Obesity & Weight Loss Surgery Guide
Obesity is a medically recognised disease that involves an individual having an unnatural amount of body fat. Obesity can be measured according to the Body Mass Index (BMI) and individuals with a BMI of 30 or more are categorised as obese.
Obesity is a real problem in the UK as around 1 in 4 people is classified as obese. This means that about 20% of men and 25% of women have been diagnosed as obese. These high figures for obesity reflect the worrying nature of the disease and the fact that it has become so prevalent in the UK. However, the UK is not alone in its high levels of obesity, but the Western world as a whole has become increasingly afflicted with obesity. It is now estimated that 300 million adults around the world are obese.
Overweight v Obese
Being overweight and so carrying a bit more fat on your body is unlikely to affect your health. This does not mean that it should be forgotten as if it is left the problem can escalate into more excessive weight gain, and even obesity eventually. Again the BMI can be used to differentiate between being overweight and being obese. A BMI of 25-30 is categorised as overweight. A BMI of 30 or more is classified as obese.
What is Body Mass Index?
Body Mass Index or BMI is a form of measurement that is used by doctors to assess a person's weight in proportion to their height and sex. They use BMI to determine whether a person is a healthy weight or is under or overweight or obese. You can easily calculate your BMI yourself online by entering your height and weight.
However, BMI is not entirely accurate as it does not consider the different types of body frames that people have. For example someone with a lot of body muscle will be heavier but this weight is not due to fat. The BMI however, will record the person as heavier than they should be and ignore the fact that they have more muscle than fat. BMI can be a useful guide to ascertaining your weight category but it is not 100% correct.
Should I have weight loss surgery?
Weight loss surgery has been proven to be an effective treatment of obesity but it should not be considered as the first and only solution to the problem. Diet and exercise is recommended as the best way to combat obesity. If this proves to be totally ineffective then this is when it might be time to consider having surgery.
Extreme weight gain can have long term physical and mental implications, especially if it is left unresolved. Before considering surgery you need to examine whether it is an appropriate course of action for you. It is only an option with chronic weight gain or obesity.
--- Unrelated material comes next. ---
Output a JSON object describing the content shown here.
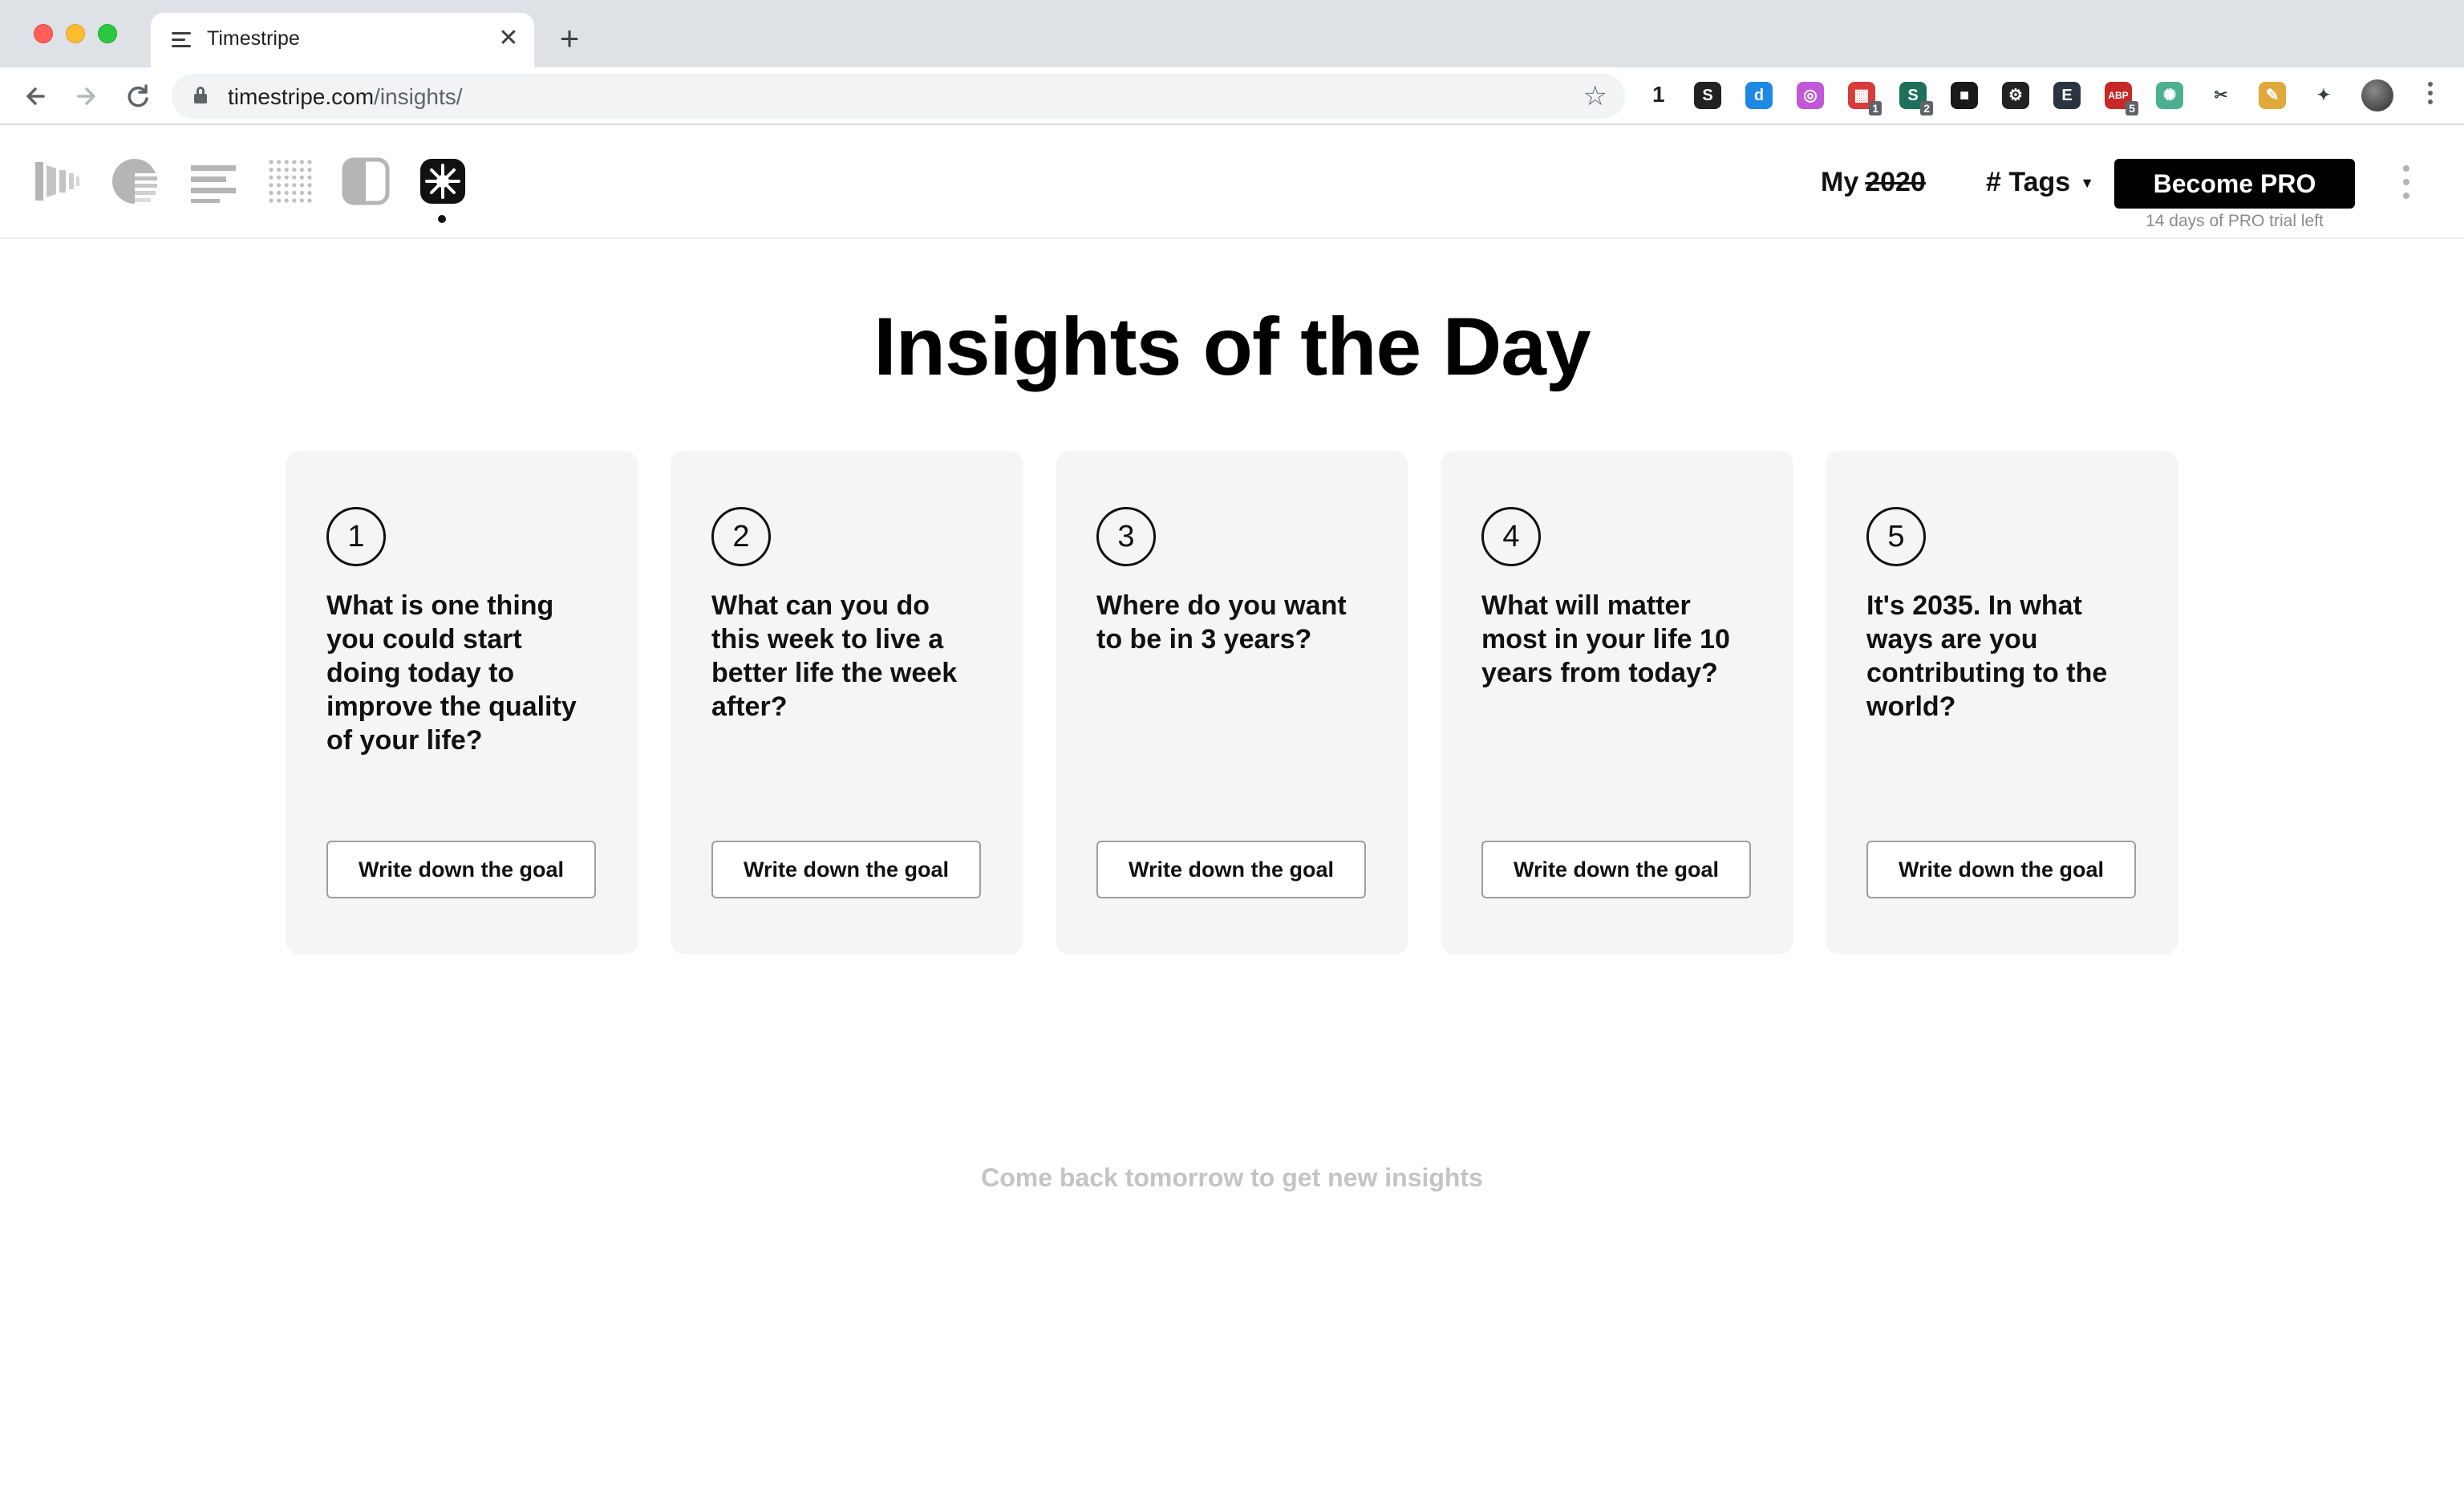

Excessive weight can be very restrictive as it can stop you from doing everyday activities and can lead to further health problems such as diabetes, arthritis and depression. If you have tried to properly lose weight by sticking to a strict regime of diet and exercise but have not experienced any significant results in terms of weight loss, then it may be that surgery is necessary.
Weight loss surgery
This falls under the term bariatric which is an area of medicine that deals with obesity and other conditions that are related to weight. Weight surgery is a serious procedure that should not be undertaken without due consideration, and it does potentially have some risks. Undergoing weight loss surgery has long term implications as you will need to follow careful diet and exercise regimes, particularly if you have a gastric bypass.
The purpose of weight loss surgery is to reduce the amount of food that you eat which means that you will be consuming less calories. As a result of eating less you can start to burn off the fat that has stored and begin to lose some weight.
Types of weight loss surgery
Deciding what weight loss surgery to have requires a lot of thought. The final choice will depend on several factors such as your current health condition, the advice of your doctor, the cost and what you want to achieve overall. Weight loss surgery should be discussed with your doctor but these are the basic categories of surgery that are available.
- These surgeries work by decreasing the size of the stomach and reducing the rate of digestion.
- On average a regular stomach can hold up to 3 pints of food but as a result of surgery this capacity will be reduced to only a few ounces. This is because the size of the stomach will have shrunk, and the smaller this is the less food you are able to eat, and so you lose more weight.
- These surgeries are more invasive and alter the way that your body takes in food.
- Not only do they reduce the size of the stomach but they also remove parts of the digestion system so that your body is less able to absorb calories.
- Gastric Banding
- Gastric Stimulation
- Sleeve Gastrectomy
- Biliopancreatic Diversion
- Gastric Bypass Surgery
- Weight Loss Surgery: Am I Eligible?
- Causes of Obesity
- What Type of Weight Loss Surgery Should I have?
- What could rule me out for weight loss surgery?
- The Weeks before Weight Loss Surgery
- The Day before Weight Loss Surgery
- Post Weight loss Surgery at Hospital/Clinic)
- Post Weight Loss Surgery at Home
- Pregnancy after obesity surgery
- Choosing a Weight Loss Surgery Surgeon
- Going abroad for weight loss surgery
- Cost/Finance for weight loss surgery
- Cosmetic Surgery after weight loss surgery
- Obesity in Adults
- Childhood Obesity
- Teenage Obesity
- Weight Loss Surgery & Teenagers
- Criteria for Weight Loss Surgery for Teenagers
- Gastric Banding for Children & Teenagers
- Gastric Bypass for Children & Teenagers
- Life after Weight Loss Surgery for Children & Teenagers
- Tackling Obesity
- Obesity Surgery FAQ's